Another cat photo from Paint My Photo, this one by Dracaena.
Trying to show the details and form but not add so much that I go beyond freshness. I could specify more, add details, but I think I'll leave it as is.
...It was fresher before I started trying to delineate all the reflections and shadows in the water! What a mistake to try to do in such a tiny space!
I saw this photo in one of my knitting pattern books ... I usually shy away from profiles, but I'm attracted to ones like this: where a big knot of hair at the back of the head forms a visual counterweight to the head ... Reminds me of Renaissance portraits.
I was going to leave the background white, but I was trying to "fix" or refine the under-nose/lip line.
How many times do I tell myself, Don't "fix"? But I don't listen.
I'm not sure this is quite done; now I think I need to adjust the line of the back (in the photo there are more leaves back there, but I decided to leave them out) and tone down the pinkness on the nose. I may add a little detail to two or three leaves, some veins perhaps.
Enjoying these cats: giving me good practice on painting loosely and on mixing grays.
As happens now and again (actually, with enough regularity that I should be able to anticipate and compensate), my life, or at least the allocation of the time that comprises my life, has gone all out of whack. Such that I'm surrounded by undone things: piles of work, skeins of yarn, uncooked vegetables and unpainted ideas.
I figure I can do something about at least one of these, and have resolved to spend one hour a day, five times a week in my studio--painting, drawing, or just organizing and planning.
This sketch of a cat, from a photo by Lorenz at Paint My Photo, is the result of my first hour.
I have had cats all my life, but find them hard to paint, so I was pretty happy with this sketch.
Next day, I tried another, also from Paint My Photo, by Janina Suuronen, which I'm not too happy with (he looks awfully grumpy).
For my hour today, I started another of this ginger kitten, which is coming along much better, I think--definitely looks more kitten-like; I had put the eyes up too high on the first attempt.
And here are a couple of photos I took today: a yellow-rumped warbler in my yard, mute swans at Cape May Point, and some weeds at the marina.
There's a persimmon tree at the end of my street that always looks so lovely in fall as the fruits ripen and the leaves wither. Painted this branch, but thought it needed something, so I added a little sparrow-type bird--totally out of proportion; should have made it a hummingbird.
A little practice on chickens ... trying to darken my darks, and to see them better.
Noticed the other day that what I was wearing, eating for lunch, and knitting were all the same colors! I have found in the past that when shopping, I buy things that are the same color as whatever I happen to be wearing.
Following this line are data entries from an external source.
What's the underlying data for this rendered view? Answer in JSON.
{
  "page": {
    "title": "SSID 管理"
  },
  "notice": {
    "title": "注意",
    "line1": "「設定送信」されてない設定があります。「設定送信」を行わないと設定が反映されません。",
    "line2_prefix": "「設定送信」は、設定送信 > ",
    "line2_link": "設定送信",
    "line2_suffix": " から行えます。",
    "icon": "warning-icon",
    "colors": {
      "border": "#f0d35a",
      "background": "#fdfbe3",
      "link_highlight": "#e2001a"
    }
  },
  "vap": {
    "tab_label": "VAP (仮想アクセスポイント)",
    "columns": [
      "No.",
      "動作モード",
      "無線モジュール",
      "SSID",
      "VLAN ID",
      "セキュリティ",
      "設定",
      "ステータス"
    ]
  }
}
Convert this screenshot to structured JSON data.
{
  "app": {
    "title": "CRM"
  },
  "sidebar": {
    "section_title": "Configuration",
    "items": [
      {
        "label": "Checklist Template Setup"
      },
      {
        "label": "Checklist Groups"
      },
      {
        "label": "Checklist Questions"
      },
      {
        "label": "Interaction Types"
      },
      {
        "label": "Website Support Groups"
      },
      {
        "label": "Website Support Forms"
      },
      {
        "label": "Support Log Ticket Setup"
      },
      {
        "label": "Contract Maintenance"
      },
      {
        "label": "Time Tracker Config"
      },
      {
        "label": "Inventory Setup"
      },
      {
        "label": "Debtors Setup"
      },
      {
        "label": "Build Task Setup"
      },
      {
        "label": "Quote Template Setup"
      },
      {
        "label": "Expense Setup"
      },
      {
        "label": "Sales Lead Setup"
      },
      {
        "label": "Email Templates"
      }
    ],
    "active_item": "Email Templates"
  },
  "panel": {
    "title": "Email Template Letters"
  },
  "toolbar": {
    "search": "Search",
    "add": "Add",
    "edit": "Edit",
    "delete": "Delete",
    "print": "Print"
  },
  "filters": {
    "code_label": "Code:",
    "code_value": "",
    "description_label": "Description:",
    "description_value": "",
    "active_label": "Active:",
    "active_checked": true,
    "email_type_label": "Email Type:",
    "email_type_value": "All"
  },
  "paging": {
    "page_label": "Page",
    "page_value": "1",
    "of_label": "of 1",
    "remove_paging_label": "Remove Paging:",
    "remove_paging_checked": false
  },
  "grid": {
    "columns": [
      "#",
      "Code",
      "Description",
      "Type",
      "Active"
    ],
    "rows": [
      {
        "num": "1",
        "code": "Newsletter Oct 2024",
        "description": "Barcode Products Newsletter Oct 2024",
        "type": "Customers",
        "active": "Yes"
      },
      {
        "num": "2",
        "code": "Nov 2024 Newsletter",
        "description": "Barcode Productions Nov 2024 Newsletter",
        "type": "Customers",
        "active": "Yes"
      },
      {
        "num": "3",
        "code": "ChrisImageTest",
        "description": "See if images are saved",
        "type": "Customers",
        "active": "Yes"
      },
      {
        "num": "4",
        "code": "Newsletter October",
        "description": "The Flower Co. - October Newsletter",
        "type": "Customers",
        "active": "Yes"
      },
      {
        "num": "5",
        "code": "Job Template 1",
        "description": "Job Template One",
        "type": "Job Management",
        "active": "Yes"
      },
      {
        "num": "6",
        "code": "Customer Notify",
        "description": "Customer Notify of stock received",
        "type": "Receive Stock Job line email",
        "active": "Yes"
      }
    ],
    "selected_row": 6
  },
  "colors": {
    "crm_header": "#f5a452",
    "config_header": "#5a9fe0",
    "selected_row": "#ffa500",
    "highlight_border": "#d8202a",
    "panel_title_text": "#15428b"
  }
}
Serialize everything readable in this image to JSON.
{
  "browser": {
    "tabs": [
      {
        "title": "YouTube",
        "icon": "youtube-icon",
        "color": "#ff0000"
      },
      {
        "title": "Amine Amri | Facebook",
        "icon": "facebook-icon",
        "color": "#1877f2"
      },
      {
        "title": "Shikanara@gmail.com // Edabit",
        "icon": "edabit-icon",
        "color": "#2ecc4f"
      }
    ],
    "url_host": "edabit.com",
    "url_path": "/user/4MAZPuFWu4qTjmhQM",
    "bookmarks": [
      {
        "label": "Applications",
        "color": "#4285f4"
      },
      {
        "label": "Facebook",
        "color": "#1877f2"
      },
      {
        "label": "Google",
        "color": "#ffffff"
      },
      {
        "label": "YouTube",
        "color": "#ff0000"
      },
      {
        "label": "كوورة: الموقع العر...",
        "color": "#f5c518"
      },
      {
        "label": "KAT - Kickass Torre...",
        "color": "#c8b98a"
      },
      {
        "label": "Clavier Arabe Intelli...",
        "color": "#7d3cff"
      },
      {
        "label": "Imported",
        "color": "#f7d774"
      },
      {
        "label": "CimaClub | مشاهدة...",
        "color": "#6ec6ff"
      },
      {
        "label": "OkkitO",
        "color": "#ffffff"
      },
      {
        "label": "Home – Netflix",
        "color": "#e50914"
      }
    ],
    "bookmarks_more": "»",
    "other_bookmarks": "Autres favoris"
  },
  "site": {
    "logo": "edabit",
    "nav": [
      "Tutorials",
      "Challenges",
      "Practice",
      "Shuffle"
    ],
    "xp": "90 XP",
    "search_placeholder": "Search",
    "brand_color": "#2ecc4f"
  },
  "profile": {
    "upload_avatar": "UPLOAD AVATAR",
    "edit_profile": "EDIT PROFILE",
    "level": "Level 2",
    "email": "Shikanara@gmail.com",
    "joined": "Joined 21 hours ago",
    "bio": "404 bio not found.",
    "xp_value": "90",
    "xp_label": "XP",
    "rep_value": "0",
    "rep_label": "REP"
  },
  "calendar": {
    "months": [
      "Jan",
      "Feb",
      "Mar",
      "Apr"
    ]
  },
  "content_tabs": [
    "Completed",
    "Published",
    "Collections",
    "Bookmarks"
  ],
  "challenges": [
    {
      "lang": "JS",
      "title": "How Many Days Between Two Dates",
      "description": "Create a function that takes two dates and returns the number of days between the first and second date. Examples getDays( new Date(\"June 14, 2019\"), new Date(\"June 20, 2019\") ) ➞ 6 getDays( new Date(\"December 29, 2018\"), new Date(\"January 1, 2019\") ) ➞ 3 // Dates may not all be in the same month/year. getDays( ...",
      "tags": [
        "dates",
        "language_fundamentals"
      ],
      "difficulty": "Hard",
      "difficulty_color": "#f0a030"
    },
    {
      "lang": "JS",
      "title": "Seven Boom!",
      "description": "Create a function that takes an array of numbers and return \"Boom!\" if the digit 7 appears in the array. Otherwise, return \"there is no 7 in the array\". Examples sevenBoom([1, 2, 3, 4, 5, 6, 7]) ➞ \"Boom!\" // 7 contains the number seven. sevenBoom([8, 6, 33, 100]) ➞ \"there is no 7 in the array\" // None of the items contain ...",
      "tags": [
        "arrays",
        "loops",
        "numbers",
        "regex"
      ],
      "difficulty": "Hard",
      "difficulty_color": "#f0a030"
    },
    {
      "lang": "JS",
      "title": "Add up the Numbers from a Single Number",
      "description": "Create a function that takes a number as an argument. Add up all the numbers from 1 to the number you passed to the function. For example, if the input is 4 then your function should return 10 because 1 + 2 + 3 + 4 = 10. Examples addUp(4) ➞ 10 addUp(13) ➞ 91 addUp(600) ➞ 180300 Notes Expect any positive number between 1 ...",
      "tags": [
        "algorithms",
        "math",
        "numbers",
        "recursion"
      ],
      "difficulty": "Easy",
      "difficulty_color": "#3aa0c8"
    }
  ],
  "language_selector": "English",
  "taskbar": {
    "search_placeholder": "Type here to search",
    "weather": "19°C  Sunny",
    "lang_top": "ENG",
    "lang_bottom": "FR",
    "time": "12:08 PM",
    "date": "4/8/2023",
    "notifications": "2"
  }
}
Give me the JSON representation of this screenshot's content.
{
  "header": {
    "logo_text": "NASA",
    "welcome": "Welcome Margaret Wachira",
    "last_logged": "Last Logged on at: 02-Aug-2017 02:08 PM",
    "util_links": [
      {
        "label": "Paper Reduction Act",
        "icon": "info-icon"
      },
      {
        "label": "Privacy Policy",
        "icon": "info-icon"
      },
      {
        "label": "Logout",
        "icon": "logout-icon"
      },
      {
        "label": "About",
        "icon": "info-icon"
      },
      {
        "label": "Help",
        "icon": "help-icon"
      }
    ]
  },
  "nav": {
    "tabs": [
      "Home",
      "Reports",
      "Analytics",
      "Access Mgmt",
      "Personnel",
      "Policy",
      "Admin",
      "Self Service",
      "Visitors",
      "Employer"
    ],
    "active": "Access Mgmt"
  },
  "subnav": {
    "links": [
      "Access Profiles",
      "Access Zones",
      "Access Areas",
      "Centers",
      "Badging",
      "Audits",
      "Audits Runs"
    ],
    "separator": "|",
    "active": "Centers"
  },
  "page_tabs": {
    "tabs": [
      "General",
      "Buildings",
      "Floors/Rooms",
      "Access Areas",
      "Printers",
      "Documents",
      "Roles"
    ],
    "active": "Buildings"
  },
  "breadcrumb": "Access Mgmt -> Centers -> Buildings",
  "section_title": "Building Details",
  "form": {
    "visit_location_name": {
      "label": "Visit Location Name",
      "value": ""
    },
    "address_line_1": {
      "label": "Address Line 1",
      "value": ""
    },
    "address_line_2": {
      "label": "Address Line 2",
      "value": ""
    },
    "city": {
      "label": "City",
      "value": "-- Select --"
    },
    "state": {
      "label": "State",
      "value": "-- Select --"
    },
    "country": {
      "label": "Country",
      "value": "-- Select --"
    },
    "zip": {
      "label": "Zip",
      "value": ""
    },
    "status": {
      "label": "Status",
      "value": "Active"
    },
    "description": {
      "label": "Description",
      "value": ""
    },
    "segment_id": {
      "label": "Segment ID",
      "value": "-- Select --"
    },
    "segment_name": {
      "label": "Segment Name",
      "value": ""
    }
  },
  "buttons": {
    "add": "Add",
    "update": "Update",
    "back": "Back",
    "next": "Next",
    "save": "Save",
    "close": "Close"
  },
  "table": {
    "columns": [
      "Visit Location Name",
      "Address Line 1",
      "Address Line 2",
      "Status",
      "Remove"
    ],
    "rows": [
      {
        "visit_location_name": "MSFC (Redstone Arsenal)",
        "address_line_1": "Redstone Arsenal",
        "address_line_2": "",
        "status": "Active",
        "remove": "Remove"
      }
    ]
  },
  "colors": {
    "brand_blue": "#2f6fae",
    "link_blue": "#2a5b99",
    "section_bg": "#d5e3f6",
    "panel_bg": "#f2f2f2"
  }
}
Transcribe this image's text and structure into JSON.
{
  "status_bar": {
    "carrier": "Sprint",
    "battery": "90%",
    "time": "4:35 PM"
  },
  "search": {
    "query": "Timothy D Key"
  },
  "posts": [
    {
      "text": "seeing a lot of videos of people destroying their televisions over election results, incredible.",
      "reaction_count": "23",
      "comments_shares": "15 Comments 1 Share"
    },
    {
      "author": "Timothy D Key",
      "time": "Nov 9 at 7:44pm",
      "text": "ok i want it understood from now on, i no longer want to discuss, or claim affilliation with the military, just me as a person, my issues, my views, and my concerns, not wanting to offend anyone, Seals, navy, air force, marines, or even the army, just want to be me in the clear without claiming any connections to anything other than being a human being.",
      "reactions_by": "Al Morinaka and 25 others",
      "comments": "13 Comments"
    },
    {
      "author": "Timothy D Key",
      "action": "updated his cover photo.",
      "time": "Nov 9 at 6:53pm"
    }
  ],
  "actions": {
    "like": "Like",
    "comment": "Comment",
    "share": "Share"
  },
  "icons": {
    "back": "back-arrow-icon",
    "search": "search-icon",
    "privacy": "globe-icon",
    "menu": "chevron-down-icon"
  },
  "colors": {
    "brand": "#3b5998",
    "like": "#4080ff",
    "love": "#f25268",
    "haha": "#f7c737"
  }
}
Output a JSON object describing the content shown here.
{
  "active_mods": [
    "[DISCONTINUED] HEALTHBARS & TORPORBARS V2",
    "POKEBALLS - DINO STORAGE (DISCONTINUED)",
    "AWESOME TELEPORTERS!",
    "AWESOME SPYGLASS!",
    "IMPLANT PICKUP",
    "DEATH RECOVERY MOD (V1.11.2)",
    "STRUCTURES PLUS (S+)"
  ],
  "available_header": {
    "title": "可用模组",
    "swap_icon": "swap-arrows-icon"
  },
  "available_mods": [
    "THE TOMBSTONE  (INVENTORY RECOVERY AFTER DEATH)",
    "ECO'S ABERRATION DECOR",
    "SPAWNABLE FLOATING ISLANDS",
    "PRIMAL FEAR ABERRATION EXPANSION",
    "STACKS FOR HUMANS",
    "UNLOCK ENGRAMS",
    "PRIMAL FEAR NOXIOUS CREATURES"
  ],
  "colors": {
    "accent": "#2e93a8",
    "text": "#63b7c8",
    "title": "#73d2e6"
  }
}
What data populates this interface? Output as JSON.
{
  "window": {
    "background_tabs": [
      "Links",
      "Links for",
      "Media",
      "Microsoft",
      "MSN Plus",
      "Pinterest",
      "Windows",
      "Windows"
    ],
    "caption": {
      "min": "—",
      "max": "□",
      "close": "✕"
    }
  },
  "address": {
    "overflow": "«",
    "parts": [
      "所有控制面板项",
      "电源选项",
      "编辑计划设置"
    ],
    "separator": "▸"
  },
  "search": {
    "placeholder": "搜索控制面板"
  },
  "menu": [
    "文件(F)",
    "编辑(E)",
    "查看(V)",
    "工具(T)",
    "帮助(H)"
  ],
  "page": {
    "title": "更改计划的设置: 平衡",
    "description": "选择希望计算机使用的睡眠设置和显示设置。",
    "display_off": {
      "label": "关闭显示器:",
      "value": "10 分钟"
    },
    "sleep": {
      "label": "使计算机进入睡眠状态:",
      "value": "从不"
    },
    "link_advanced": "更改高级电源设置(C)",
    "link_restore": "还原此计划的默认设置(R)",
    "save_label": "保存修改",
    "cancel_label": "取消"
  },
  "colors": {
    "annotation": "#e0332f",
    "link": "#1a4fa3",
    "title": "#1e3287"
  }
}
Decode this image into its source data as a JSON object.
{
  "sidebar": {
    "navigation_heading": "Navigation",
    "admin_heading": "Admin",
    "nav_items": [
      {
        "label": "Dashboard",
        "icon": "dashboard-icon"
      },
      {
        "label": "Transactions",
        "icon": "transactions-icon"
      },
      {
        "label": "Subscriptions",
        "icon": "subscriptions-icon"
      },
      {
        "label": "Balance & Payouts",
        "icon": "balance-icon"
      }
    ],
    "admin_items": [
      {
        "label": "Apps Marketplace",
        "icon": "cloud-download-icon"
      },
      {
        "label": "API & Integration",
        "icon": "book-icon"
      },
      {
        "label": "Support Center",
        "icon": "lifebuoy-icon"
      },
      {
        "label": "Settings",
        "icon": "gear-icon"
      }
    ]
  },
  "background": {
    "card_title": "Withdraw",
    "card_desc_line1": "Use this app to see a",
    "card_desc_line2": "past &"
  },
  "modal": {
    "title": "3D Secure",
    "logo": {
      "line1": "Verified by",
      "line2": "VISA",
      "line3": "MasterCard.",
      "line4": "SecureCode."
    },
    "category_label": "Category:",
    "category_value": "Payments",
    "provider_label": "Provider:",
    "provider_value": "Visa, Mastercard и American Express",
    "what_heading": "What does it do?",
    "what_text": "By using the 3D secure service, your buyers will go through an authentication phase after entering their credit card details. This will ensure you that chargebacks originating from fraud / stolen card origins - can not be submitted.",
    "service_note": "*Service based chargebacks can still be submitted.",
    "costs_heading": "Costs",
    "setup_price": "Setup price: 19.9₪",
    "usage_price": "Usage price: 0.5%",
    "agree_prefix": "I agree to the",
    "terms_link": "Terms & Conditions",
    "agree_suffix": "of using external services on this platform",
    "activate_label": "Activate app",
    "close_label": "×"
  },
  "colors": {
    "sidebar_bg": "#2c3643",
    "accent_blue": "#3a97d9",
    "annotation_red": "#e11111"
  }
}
These little ornamental gourds are fun to paint, and quick, which is good since I find myself, once again, with little time to paint. An unfortunate side-effect of working at home is that the pile of work is always there ... I can eke out an hour or so to paint, but getting in the right frame of mind is more difficult!
Started this outdoors a few days ago, but only had an hour to spend ... which may turn out to have been a good thing.
And, just looking for a little something to fuss with, found an old painting of my Smilla that I had abandoned ... trying to "save" it : added more flower shapes to fill the space and also the shadow shape. Still needs something ... maybe a very dark background on the right that fades to a lighter color on the left?
The last of the flowers from the yard, painted about two weeks ago! Hard to believe I haven't posted since May ... but I didn't do much painting this summer, despite my intentions.
Below are a couple of photos I took from my kayak and hope to paint before too long.
Joined a life drawing group last night: they meet once a month for four hours. I only made it through three before I was too exhausted to go on.
The models were a husband and wife, but in these 20-minute poses, I left him out.
It felt very awkward and difficult drawing a live model after having not done it for several years, but the challenge is one of the appealing things about it. After trying so hard, I can only get better (right?).
On the left: done before the Mel Stabin workshop; on the right: after.
Forgot to mention, and I'm sure it makes a difference--everyone always says it does, anyway--that at the workshop, and at home since, I've been painting standing up, rather than sitting, as I always had before.
More bouys. These first washes look a little to light to me; Mel says you should try to get the value right on the first go. Now I'll end up going back in and lose some of the freshness.
More starting and even less finishing on these two days.
I pulled this one off the block in frustration because I was unhappy with the reflection in the water.
Here's Mel's demo showing reflections in water:
For this one I went smaller, with not such dramatic reflections.
I got another, below, started, but then it was happy hour.
This is from a photo I took, and I was a little frustrated because I knew something was "wrong," but I didn't know what--until I photographed it and saw that the right eye is not in the right place!
Here's Mel's demo:
And my final attempt:
This is from one of Mel's great reference photos. I put in all the midtones wet in wet, as Mel does, making things that are the same value--like the man's legs and their shadow--one shape. Started to pick out some details ...